Savage, J. R. K. and Simpson, P. J., 1994, FISH ‘painting’ patterns resulting from complex exchanges. Mutation Research, 312, 51-60.

Savage, J. R. K., 1995, The transmission of FISH-painted patterns derived from complex chromosome exchanges. Mutation Research, 347, 87-95.

Simpson, P. J. and Savage, J. R. K., 1995, Estimating the true frequency of X-ray-induced complex chromosome exchanges using using fluorescence in situ hybridization. International Journal of Radiation Biology, 67, 37-45.

Simpson, P. J. and Savage, J. R. K., 1996, Dose-response for simple and complex chromosome aberrations induced by X-rays and detected using fluorescence in situ hybridization. International Journal of Radiation Biology, 69, 429-436.

Speicher, M. R., Ballard, S. G., Ward, D. C., 1996, Karyotyping human chromosomes by combinatorial multi-fluor FISH. Nature Genetics, 12, 368-375.

Tucker, J. D., Morgan, W. F., Awa, A. A., Bauchinger, M., Blakey, D., Cornforth, M. N., Littlefield, L.G., Natarrajan, A. T. and Shasserre, C., 1995, A proposed system for scoring structural aberrations detected by chromosome painting. Cytogenetics and Cell Genetics, 68, 211-221.

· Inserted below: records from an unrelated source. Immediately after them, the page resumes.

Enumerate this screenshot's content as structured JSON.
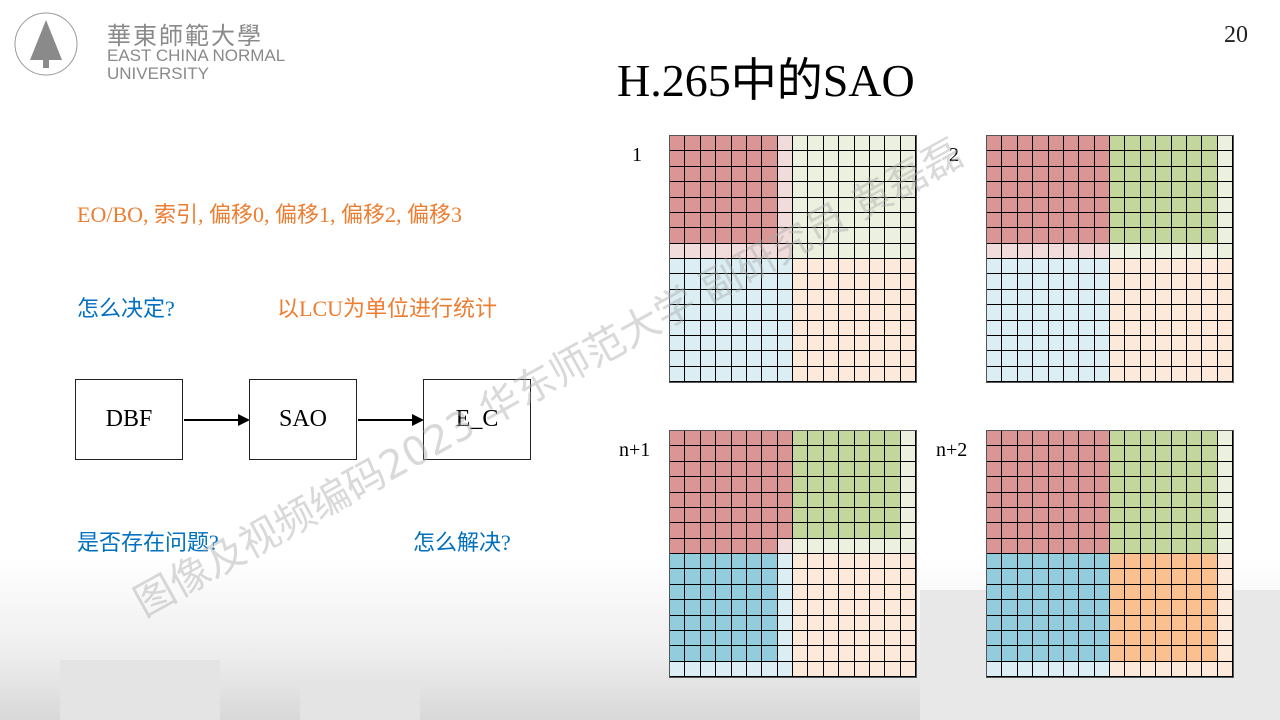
{
  "header": {
    "logo": {
      "cn": "華東師範大學",
      "en_line1": "EAST CHINA NORMAL",
      "en_line2": "UNIVERSITY",
      "seal_text": "EAST CHINA NORMAL UNIVERSITY"
    },
    "page_number": "20",
    "title": "H.265中的SAO"
  },
  "left": {
    "params_text": "EO/BO, 索引, 偏移0, 偏移1, 偏移2, 偏移3",
    "question1": "怎么决定?",
    "answer1": "以LCU为单位进行统计",
    "question2": "是否存在问题?",
    "question3": "怎么解决?",
    "flow": [
      "DBF",
      "SAO",
      "E_C"
    ]
  },
  "colors": {
    "text_orange": "#ed7d31",
    "text_blue": "#0070c0",
    "R": "#d99694",
    "r": "#f2dcdb",
    "G": "#c3d69b",
    "g": "#ebf1de",
    "B": "#93cddd",
    "b": "#dbeef4",
    "O": "#fac090",
    "o": "#fde9d9"
  },
  "grids": [
    {
      "label": "1",
      "rows": [
        "RRRRRRRrgggggggg",
        "RRRRRRRrgggggggg",
        "RRRRRRRrgggggggg",
        "RRRRRRRrgggggggg",
        "RRRRRRRrgggggggg",
        "RRRRRRRrgggggggg",
        "RRRRRRRrgggggggg",
        "rrrrrrrrgggggggg",
        "bbbbbbbboooooooo",
        "bbbbbbbboooooooo",
        "bbbbbbbboooooooo",
        "bbbbbbbboooooooo",
        "bbbbbbbboooooooo",
        "bbbbbbbboooooooo",
        "bbbbbbbboooooooo",
        "bbbbbbbboooooooo"
      ]
    },
    {
      "label": "2",
      "rows": [
        "RRRRRRRRGGGGGGGg",
        "RRRRRRRRGGGGGGGg",
        "RRRRRRRRGGGGGGGg",
        "RRRRRRRRGGGGGGGg",
        "RRRRRRRRGGGGGGGg",
        "RRRRRRRRGGGGGGGg",
        "RRRRRRRRGGGGGGGg",
        "rrrrrrrrgggggggg",
        "bbbbbbbboooooooo",
        "bbbbbbbboooooooo",
        "bbbbbbbboooooooo",
        "bbbbbbbboooooooo",
        "bbbbbbbboooooooo",
        "bbbbbbbboooooooo",
        "bbbbbbbboooooooo",
        "bbbbbbbboooooooo"
      ]
    },
    {
      "label": "n+1",
      "rows": [
        "RRRRRRRRGGGGGGGg",
        "RRRRRRRRGGGGGGGg",
        "RRRRRRRRGGGGGGGg",
        "RRRRRRRRGGGGGGGg",
        "RRRRRRRRGGGGGGGg",
        "RRRRRRRRGGGGGGGg",
        "RRRRRRRRGGGGGGGg",
        "RRRRRRRrgggggggg",
        "BBBBBBBboooooooo",
        "BBBBBBBboooooooo",
        "BBBBBBBboooooooo",
        "BBBBBBBboooooooo",
        "BBBBBBBboooooooo",
        "BBBBBBBboooooooo",
        "BBBBBBBboooooooo",
        "bbbbbbbboooooooo"
      ]
    },
    {
      "label": "n+2",
      "rows": [
        "RRRRRRRRGGGGGGGg",
        "RRRRRRRRGGGGGGGg",
        "RRRRRRRRGGGGGGGg",
        "RRRRRRRRGGGGGGGg",
        "RRRRRRRRGGGGGGGg",
        "RRRRRRRRGGGGGGGg",
        "RRRRRRRRGGGGGGGg",
        "RRRRRRRRGGGGGGGg",
        "BBBBBBBBOOOOOOOo",
        "BBBBBBBBOOOOOOOo",
        "BBBBBBBBOOOOOOOo",
        "BBBBBBBBOOOOOOOo",
        "BBBBBBBBOOOOOOOo",
        "BBBBBBBBOOOOOOOo",
        "BBBBBBBBOOOOOOOo",
        "bbbbbbbboooooooo"
      ]
    }
  ],
  "watermark": "图像及视频编码2023 华东师范大学 副研究员 黄磊磊"
}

8. Acknowledgments

This software is partially based on previous versions by P. Hahnfeldt, J. Tarver and R. Sachs. (Hahnfeldt et al., 1992, Sachs et al., 1992). Funds for adding interfaces for Windows 95 and other platforms were supplied by NIH grant CA 63897-03. Revisions prepared under NSF grants DMS 9532055 and BIR 963-0735. The assistance of D. Brenner, L. Hlatky, J. Lucas and V. Kaganskiy is gratefully acknowledged.

9. Authorization

This software is freely available to all non-profit users. Users must check that it works for their purposes. Permission to use, copy, modify, and distribute this software and its documentation for any non-commercial purpose, without fee, and without written agreement, is hereby granted, provided that this paragraph and the preceding one appear in all copies. In no event shall the authors be liable to any party for direct, indirect, special, incidental, or consequential damages arising out of the use of this software and its documentation. We specifically disclaim any warranties, including, but not limited to, implied warranties of merchantability and fitness for a particular purpose. The software provided hereunder is on an "as is" basis, and we have no obligation to provide maintenance, support, updates, enhancements, or modifications.

 CRC Home > CAS > CAS User's Guide Top